But having children kills spontaneity in so many ways. While I think that David is in the mood for sex more often, spending time together drinking a glass of wine and catching up is more important to me at this stage.

Life will be easier when Mia starts school. But they’re both still so young it’s hard to imagine that one day the girls will grow up and move out and it will be just the two of us again.’


‘I don’t feel any resentment that our life now is all about the family — we both adore our girls. Most evenings, once they’re in bed, we’ll fill one another in about what’s been happening at work or home, but there are times when we sit slumped in front of the TV, too exhausted to exchange a word.

'If we want to go out for a romantic meal, we have to plan it well in advance so we can arrange a baby-sitter. But that makes me appreciate the time we do spend together as a couple all the more.

'Obviously, we can no longer make love whenever we fancy, but that means we make more of an effort when we do.

'I’m not a lovey-dovey romantic guy who’s always paying my wife compliments, but I do feel very lucky to be married to Kim. She’s a great mum and wife.’

Julie Shaw, 53, an author, and husband Ben, 54, live in Bridlington, East Yorkshire. Julie has two children from a previous marriage, Kylie, 32, and Scott, 31, who Ben has helped to raise, and six grandchildren. They now foster.


Ben is my second husband. My first marriage was very unhappy — I divorced my ex on the grounds of his unreasonable behaviour — so it was really important to me to make a success of this one.

We married within 18 months of getting together and in the early days had quite a volatile relationship. Most of the rows were started by me: I was determined never to be told what to do by a man again.

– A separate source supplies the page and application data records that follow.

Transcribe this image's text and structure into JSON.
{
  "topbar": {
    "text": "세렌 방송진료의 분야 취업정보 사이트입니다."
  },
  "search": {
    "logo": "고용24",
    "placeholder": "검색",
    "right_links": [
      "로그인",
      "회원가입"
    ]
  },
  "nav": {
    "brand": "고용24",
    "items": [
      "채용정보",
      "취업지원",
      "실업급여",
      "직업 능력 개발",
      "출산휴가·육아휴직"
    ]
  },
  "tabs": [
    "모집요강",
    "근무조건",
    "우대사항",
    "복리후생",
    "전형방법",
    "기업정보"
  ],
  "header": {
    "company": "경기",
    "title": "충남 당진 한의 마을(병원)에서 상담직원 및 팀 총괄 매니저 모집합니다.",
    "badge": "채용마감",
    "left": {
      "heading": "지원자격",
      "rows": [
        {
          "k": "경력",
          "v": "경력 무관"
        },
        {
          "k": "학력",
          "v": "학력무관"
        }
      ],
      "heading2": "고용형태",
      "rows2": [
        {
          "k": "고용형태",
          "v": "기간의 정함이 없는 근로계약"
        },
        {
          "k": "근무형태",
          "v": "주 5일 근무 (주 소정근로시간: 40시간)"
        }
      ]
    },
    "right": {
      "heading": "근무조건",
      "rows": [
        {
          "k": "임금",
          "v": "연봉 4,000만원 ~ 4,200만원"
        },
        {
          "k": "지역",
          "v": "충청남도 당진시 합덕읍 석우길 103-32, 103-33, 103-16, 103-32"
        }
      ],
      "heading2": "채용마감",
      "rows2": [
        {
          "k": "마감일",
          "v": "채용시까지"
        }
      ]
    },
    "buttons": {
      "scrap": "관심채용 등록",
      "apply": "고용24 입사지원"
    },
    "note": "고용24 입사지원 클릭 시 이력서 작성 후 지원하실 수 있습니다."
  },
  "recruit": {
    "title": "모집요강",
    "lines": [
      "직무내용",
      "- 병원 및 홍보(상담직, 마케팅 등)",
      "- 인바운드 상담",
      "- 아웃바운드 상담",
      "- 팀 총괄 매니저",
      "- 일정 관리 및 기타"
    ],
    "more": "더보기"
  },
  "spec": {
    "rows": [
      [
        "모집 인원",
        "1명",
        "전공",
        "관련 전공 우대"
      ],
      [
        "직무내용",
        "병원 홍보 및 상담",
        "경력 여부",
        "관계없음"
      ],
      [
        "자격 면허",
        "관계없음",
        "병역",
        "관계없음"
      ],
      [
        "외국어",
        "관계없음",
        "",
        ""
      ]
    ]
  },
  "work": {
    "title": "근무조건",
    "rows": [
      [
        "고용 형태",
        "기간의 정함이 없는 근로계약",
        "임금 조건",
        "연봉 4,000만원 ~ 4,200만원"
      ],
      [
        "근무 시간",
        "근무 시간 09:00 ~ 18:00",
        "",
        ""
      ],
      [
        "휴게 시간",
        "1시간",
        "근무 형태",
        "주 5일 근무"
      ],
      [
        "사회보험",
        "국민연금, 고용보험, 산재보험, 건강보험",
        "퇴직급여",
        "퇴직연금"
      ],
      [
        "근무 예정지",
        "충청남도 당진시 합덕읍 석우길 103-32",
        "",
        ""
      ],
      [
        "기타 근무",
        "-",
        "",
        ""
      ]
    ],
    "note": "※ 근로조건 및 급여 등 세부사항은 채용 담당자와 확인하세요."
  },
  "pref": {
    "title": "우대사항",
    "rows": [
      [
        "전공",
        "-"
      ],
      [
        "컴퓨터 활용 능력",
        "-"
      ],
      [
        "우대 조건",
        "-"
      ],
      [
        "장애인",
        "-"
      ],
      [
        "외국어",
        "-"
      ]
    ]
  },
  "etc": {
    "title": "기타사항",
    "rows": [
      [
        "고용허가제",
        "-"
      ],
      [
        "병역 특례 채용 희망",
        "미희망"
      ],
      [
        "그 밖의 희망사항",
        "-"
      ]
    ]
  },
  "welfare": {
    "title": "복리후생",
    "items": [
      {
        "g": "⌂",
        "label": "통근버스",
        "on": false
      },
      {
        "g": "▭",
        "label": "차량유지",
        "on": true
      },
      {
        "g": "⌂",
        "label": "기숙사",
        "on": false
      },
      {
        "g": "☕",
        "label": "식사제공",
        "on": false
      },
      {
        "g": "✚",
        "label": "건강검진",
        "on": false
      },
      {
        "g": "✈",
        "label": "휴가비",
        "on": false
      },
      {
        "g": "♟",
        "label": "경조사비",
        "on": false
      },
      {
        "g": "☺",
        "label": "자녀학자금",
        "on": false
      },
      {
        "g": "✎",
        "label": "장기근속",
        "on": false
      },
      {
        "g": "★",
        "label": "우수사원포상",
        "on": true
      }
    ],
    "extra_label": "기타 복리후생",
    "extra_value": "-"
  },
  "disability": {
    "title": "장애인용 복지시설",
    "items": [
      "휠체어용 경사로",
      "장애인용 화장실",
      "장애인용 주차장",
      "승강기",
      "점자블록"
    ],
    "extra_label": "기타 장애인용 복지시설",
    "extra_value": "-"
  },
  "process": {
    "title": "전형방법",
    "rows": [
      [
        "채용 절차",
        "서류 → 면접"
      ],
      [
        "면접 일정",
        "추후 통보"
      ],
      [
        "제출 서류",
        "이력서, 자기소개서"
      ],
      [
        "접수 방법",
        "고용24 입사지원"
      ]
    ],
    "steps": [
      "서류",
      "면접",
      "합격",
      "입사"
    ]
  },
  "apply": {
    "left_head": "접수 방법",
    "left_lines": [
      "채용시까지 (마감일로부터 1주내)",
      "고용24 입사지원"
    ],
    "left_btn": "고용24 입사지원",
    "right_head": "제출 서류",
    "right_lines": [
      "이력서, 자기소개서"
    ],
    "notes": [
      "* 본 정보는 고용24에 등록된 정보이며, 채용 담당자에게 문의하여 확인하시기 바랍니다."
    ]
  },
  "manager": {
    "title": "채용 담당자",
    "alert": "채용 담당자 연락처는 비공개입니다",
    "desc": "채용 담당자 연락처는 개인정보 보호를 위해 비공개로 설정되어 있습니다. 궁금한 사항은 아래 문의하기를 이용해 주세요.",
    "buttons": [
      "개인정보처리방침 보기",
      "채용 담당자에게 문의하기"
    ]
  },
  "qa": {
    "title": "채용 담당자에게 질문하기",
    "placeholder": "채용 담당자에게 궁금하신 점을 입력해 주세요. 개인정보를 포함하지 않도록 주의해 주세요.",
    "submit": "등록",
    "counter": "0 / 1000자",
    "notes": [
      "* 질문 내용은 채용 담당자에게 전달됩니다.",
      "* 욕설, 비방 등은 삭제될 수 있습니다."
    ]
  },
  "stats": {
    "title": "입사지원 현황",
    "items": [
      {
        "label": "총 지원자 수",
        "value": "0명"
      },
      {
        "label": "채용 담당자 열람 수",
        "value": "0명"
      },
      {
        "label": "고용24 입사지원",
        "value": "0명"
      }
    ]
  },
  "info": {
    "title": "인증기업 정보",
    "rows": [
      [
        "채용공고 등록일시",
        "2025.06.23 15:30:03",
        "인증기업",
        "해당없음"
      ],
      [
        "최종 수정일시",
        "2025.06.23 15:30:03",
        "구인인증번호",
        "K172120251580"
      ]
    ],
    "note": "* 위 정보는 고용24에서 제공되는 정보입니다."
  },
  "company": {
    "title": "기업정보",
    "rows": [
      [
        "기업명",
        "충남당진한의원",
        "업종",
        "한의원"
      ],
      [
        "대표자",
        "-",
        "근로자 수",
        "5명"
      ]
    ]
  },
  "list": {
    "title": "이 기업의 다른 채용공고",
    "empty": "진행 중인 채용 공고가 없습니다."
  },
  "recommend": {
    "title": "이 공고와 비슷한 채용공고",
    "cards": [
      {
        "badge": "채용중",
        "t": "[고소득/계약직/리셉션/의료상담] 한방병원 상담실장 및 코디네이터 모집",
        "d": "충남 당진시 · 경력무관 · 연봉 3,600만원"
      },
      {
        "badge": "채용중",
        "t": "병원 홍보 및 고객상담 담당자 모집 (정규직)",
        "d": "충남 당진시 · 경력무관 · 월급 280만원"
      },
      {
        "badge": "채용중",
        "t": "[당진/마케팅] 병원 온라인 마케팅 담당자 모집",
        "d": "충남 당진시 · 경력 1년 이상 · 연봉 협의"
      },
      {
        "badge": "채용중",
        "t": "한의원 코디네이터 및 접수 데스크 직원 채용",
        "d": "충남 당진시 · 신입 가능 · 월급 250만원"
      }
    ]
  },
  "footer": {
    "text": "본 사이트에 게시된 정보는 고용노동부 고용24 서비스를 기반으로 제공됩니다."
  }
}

I’m lucky that Ben was happy to bear with me, and prove he wasn’t trying to control me, one of the many reasons I love him.
Sex has always been a very important part of our relationship though, to put it bluntly, we’ve gone from making love twice a day to once every two days over the years - Ben

We still have a very physical relationship.

Intimacy, honesty and laughter have all been major factors in the success of our marriage. The other secret to staying together has been training as specialist foster carers.

I found it very hard to bear when my children left home a decade ago, but this has given us a whole new focus.

These days we’re much more laid back and will only bicker a couple of times a month — usually about whose turn it is to put the bins out.

Like Theresa May with her husband, I insist it’s Ben’s job, while he says we should take turns.’